WORK TO BE COMPLETED:
Write out each line of the entries below that holds the word "name".

Recorded data:
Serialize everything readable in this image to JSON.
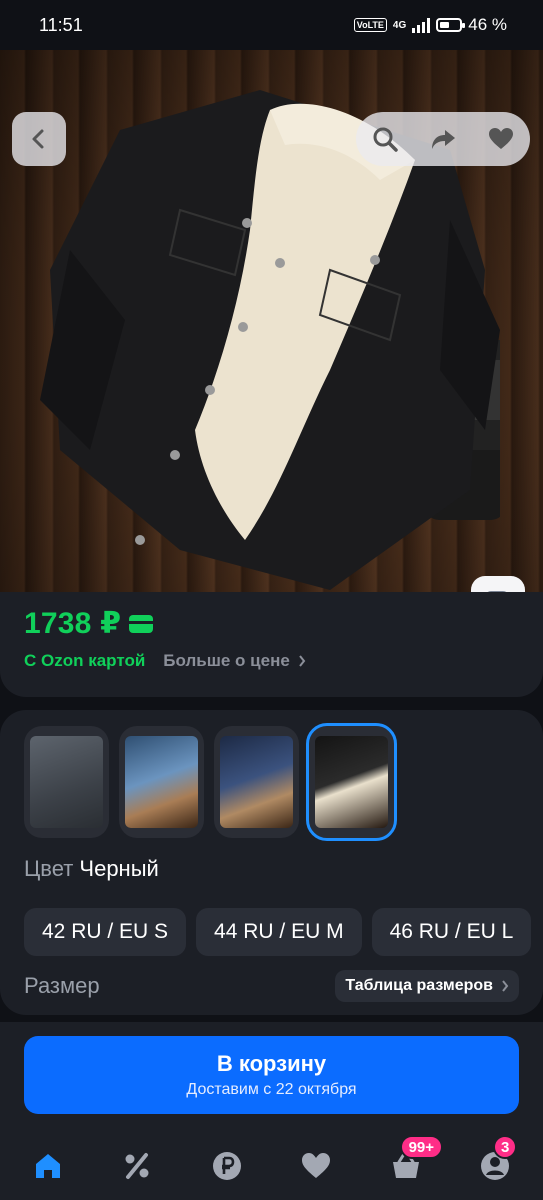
{
  "status_bar": {
    "time": "11:51",
    "network": "4G",
    "volte": "VoLTE",
    "battery": "46 %",
    "battery_level": 0.46
  },
  "hero": {
    "buttons": [
      "back-icon",
      "search-icon",
      "share-icon",
      "heart-icon",
      "image-search-icon"
    ]
  },
  "price_card": {
    "price": "1738 ₽",
    "ozon_card_label": "С Ozon картой",
    "more_price_label": "Больше о цене"
  },
  "variants": {
    "thumbnails": [
      {
        "name": "grey"
      },
      {
        "name": "light-blue"
      },
      {
        "name": "dark-blue"
      },
      {
        "name": "black",
        "selected": true
      }
    ],
    "color_label": "Цвет",
    "color_value": "Черный",
    "sizes": [
      "42 RU / EU S",
      "44 RU / EU M",
      "46 RU / EU L"
    ],
    "size_label": "Размер",
    "size_table_label": "Таблица размеров"
  },
  "cart_button": {
    "title": "В корзину",
    "subtitle": "Доставим с 22 октября"
  },
  "bottom_nav": {
    "items": [
      "home-icon",
      "percent-icon",
      "ruble-icon",
      "heart-icon",
      "cart-icon",
      "profile-icon"
    ],
    "cart_badge": "99+",
    "profile_badge": "3",
    "accent_color": "#1f8fff"
  },
  "colors": {
    "price_green": "#10d05a",
    "primary_blue": "#0b6cff",
    "badge_pink": "#ff2d87"
  }
}
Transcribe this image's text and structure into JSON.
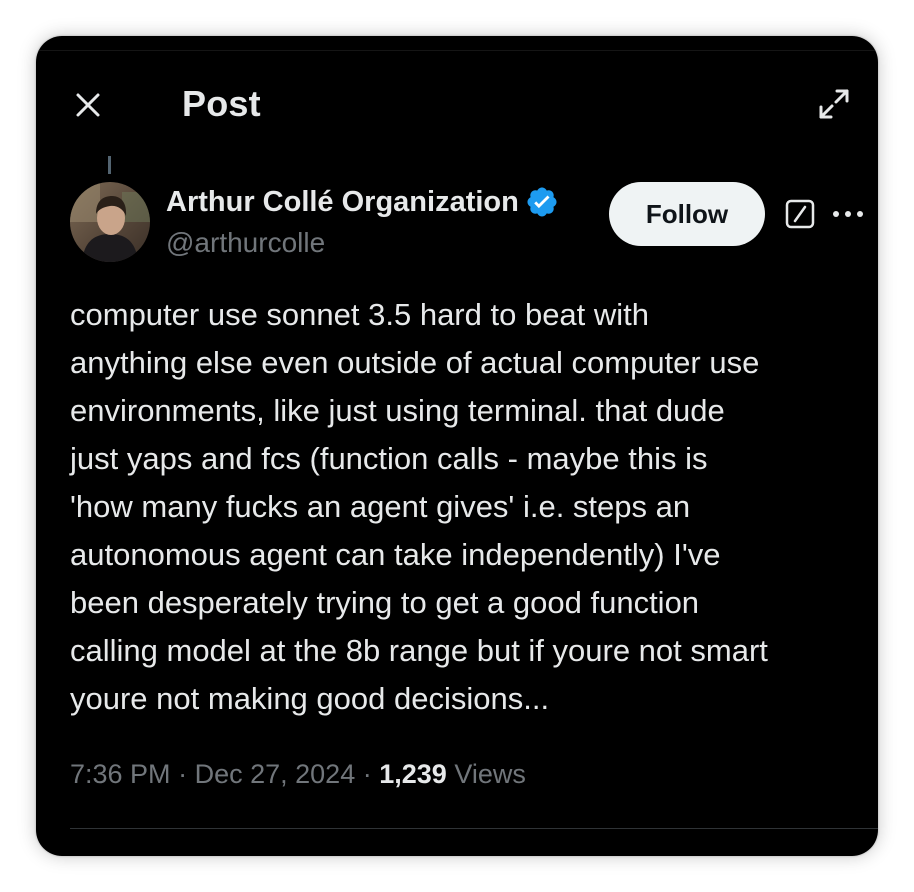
{
  "header": {
    "title": "Post",
    "close_icon": "close-icon",
    "expand_icon": "expand-icon"
  },
  "author": {
    "name": "Arthur Collé Organization",
    "handle": "@arthurcolle",
    "verified": true,
    "verified_color": "#1d9bf0"
  },
  "actions": {
    "follow_label": "Follow",
    "grok_icon": "grok-icon",
    "more_icon": "more-icon"
  },
  "post": {
    "text": "computer use sonnet 3.5 hard to beat with\nanything else even outside of actual computer use\nenvironments, like just using terminal. that dude\njust yaps and fcs (function calls - maybe this is\n'how many fucks an agent gives' i.e. steps an\nautonomous agent can take independently) I've\nbeen desperately trying to get a good function\ncalling model at the 8b range but if youre not smart\nyoure not making good decisions..."
  },
  "meta": {
    "time": "7:36 PM",
    "separator": "·",
    "date": "Dec 27, 2024",
    "views_count": "1,239",
    "views_label": "Views"
  },
  "colors": {
    "background": "#000000",
    "text": "#e7e9ea",
    "muted": "#71767b",
    "button_bg": "#eff3f4"
  }
}
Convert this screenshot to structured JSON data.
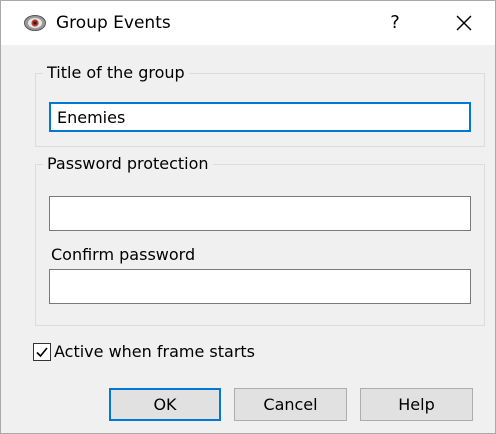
{
  "window": {
    "title": "Group Events",
    "help_label": "?",
    "close_icon": "close-icon",
    "app_icon": "eye-icon"
  },
  "group_title": {
    "legend": "Title of the group",
    "value": "Enemies"
  },
  "password": {
    "legend": "Password protection",
    "value": "",
    "confirm_label": "Confirm password",
    "confirm_value": ""
  },
  "active_checkbox": {
    "label": "Active when frame starts",
    "checked": true
  },
  "buttons": {
    "ok": "OK",
    "cancel": "Cancel",
    "help": "Help"
  },
  "colors": {
    "accent": "#0078d7",
    "dialog_background": "#f0f0f0",
    "titlebar_background": "#ffffff"
  }
}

REPLY:
        "name": "grey"
        "name": "light-blue"
        "name": "dark-blue"
        "name": "black",
    "name": "Arthur Collé Organization",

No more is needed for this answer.